We Call it PLAYING Violin!

Monday, August 20th, 2012

Are your violin practices like this?


I was talking with a young lady the other day about returning to school for the Fall semester. She took up the violin last year, and she had been really excited about playing. But when I asked her about what she had done with her violin over the Summer months her response was that it had resided in its case in the corner of her room. She hadn’t played it once.

When I asked her why she hadn’t played her instrument she told me that it really wasn’t fun now. It seems that toward the end of the semester her teacher had decided to try to build some skills with the hopes that the kids would use them over the vacation months. The method used was to emphasize etudes and scales. At least with this young lady that was exactly the wrong thing to do! And the tragedy is that she isn’t looking forward to returning to orchestra this Fall!

I tell folks all the time that playing violin should be exactly that…PLAY. Every time we pick up the violin we should spend a part of the time playing music that we really want to play. Does that mean that we completely neglect scales, etudes and other technical studies? Absolutely not! But we need to spend some time on a regular basis doing something we enjoy as well as working on the hard stuff!
Play some Bluegrass or Country like Mark O’Connor! Dance around like Lindsey Stirling! Get into Rock like Mark Wood, Bridgid Bibbens, or even Rachel Barton-Pine! Or if Classical is your thing, and you really want to work on scales go right ahead. The whole point is that we need to do something with the instrument that makes us smile.

And if teachers forget that a major part of teaching the instrument is instilling that joy into new students and then helping them maintain that joy they are failing the entire strings community!
Give your students something hard and technical to work on, and then help them to see how to use the skills that you are nurturing in the music that they really want to play. (And that probably isn’t Wohlfahrt or Kreutzer.) It’s great for the kid! It’s great for the community at large. And in this time of economic difficulty, it’s job security.

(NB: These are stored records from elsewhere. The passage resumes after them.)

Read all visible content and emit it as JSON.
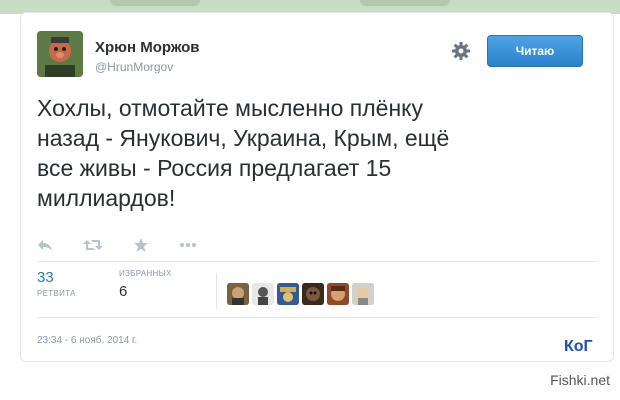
{
  "user": {
    "name": "Хрюн Моржов",
    "handle": "@HrunMorgov"
  },
  "follow_button": {
    "label": "Читаю"
  },
  "tweet": {
    "text": "Хохлы, отмотайте мысленно плёнку\nназад - Янукович, Украина, Крым, ещё\nвсе живы - Россия предлагает 15\nмиллиардов!"
  },
  "stats": {
    "retweets_count": "33",
    "retweets_label": "РЕТВИТА",
    "favorites_count": "6",
    "favorites_label": "ИЗБРАННЫХ"
  },
  "timestamp": "23:34 - 6 нояб. 2014 г.",
  "icons": {
    "reply": "reply-icon",
    "retweet": "retweet-icon",
    "favorite": "star-icon",
    "more": "more-icon",
    "settings": "gear-icon"
  },
  "colors": {
    "follow_button": "#2b82cb",
    "link": "#2b7bb9",
    "muted": "#8899a6",
    "text": "#292f33"
  },
  "watermarks": {
    "corner_signature": "КоГ",
    "site": "Fishki.net"
  }
}
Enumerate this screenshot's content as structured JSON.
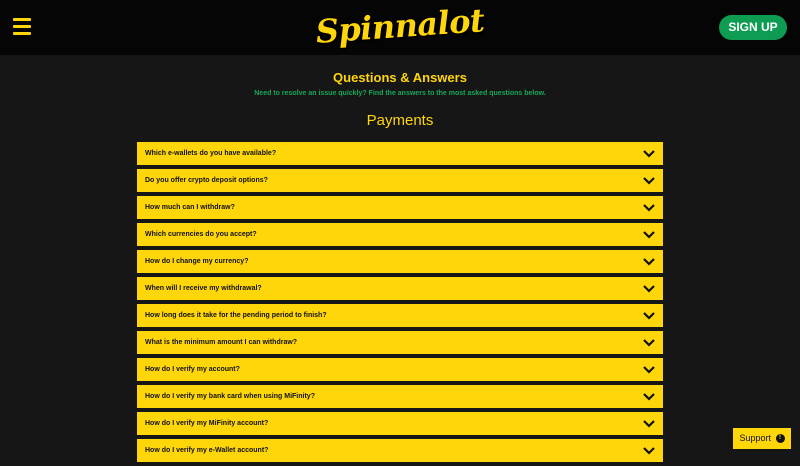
{
  "header": {
    "logo_text": "Spinnalot",
    "signup_label": "SIGN UP",
    "menu_icon": "hamburger-icon"
  },
  "intro": {
    "title": "Questions & Answers",
    "subtitle": "Need to resolve an issue quickly? Find the answers to the most asked questions below."
  },
  "section": {
    "title": "Payments"
  },
  "faq": {
    "items": [
      {
        "question": "Which e-wallets do you have available?"
      },
      {
        "question": "Do you offer crypto deposit options?"
      },
      {
        "question": "How much can I withdraw?"
      },
      {
        "question": "Which currencies do you accept?"
      },
      {
        "question": "How do I change my currency?"
      },
      {
        "question": "When will I receive my withdrawal?"
      },
      {
        "question": "How long does it take for the pending period to finish?"
      },
      {
        "question": "What is the minimum amount I can withdraw?"
      },
      {
        "question": "How do I verify my account?"
      },
      {
        "question": "How do I verify my bank card when using MiFinity?"
      },
      {
        "question": "How do I verify my MiFinity account?"
      },
      {
        "question": "How do I verify my e-Wallet account?"
      }
    ]
  },
  "support": {
    "label": "Support",
    "icon_glyph": "!"
  },
  "colors": {
    "accent_yellow": "#ffd60a",
    "signup_green": "#0e9c52",
    "subtitle_green": "#16a85a",
    "background": "#161616",
    "topbar": "#050505"
  }
}
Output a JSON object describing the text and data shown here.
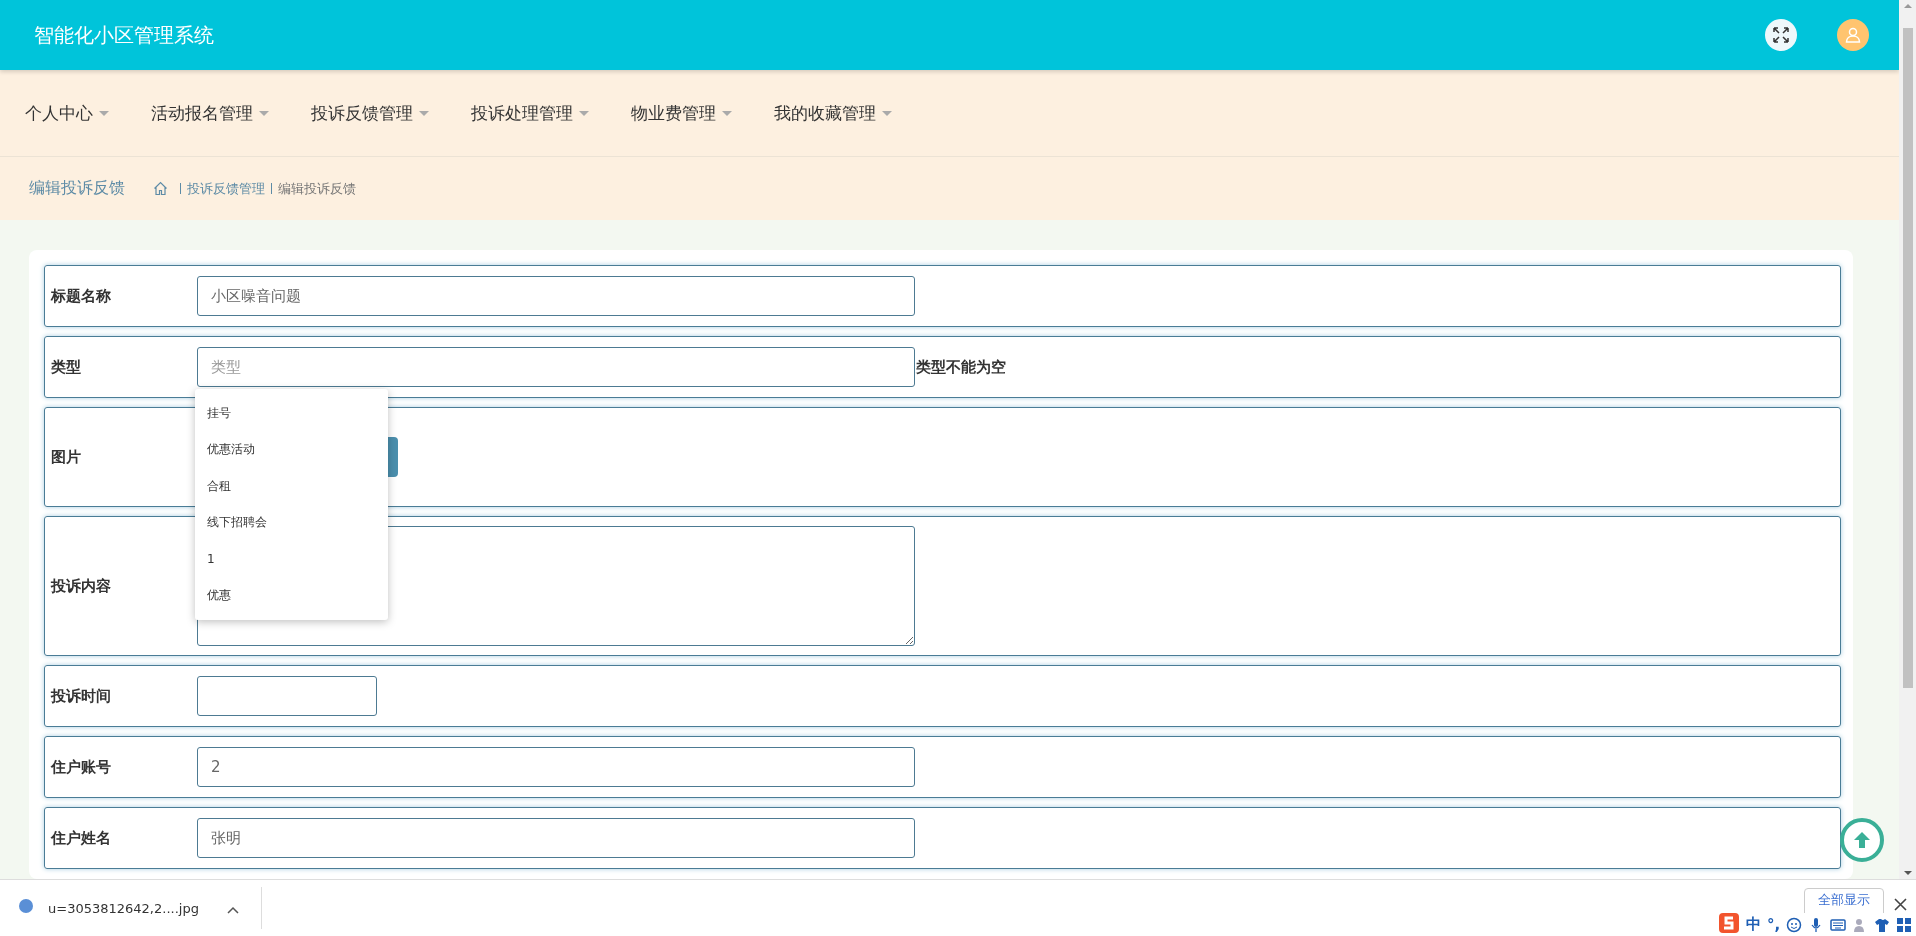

Art Haule

http://www.ViolinStudent.com

It’s All in the Approach

Thursday, August 16th, 2012

Violin Fine TunerI got a phone call the other day from a friend whose daughter has taken up the violin. She made the wise decision to start practicing a little bit before school began and pulled out her instrument for the first time in 6 or 8 weeks. Not surprisingly, the violin was out of tune.

In trying to tune the instrument, the young lady found that the fine tuners on a couple of the strings were not working. She showed the problem to her parents, neither of whom play the violin, and they called me to come look at the problem.

“We might need a new tailpiece. Would you take a look and tell us what to do?”

Since the Mom makes a mouthwateringly good frozen Oreo pie, I headed over there the first chance I got, fully expecting to just make a simple adjustment loosening the fine tuner, tightening the peg, then adjusting the fine tuner. It’s something I advise people to do on a frequent basis, and you’ll find read the suggestion that you check your fine tuners once a month in my daily violin tip.

The young lady was relieved that her violin was okay. Mom and Dad were happy that their daughter could start practicing and that no money was involved, and I was promised a piece of Oreo pie at some time in the next few months. It was a true win-win-win situation!

But the incident started me thinking. The Mom jumped to the thought that a new tailpiece might be necessary. It was a logical thought, but proposed a radical solution for a simple problem.

I do that all the time…immediately think of the worst case scenario. (The Mom, by the way, usually does not. She is one of the most positive people I know.) Worst case scenarios are just that…WORST case scenarios. I look to the possible disaster and feel better when I find that my fears were not realized. But that means that I am stressed a good deal of the time. Many other folks operate in the belief that the simple solution will almost undoubtedly present itself, and they are frequently right. In both cases the work required to make things right is the same, it’s just the approach to the problem that differs.

I need to remember to relax, take a deep breath, and think about the likelihood of good outcomes. Sometimes attitude adjustments are hard.

Art Haule

http://www.ViolinStudent.com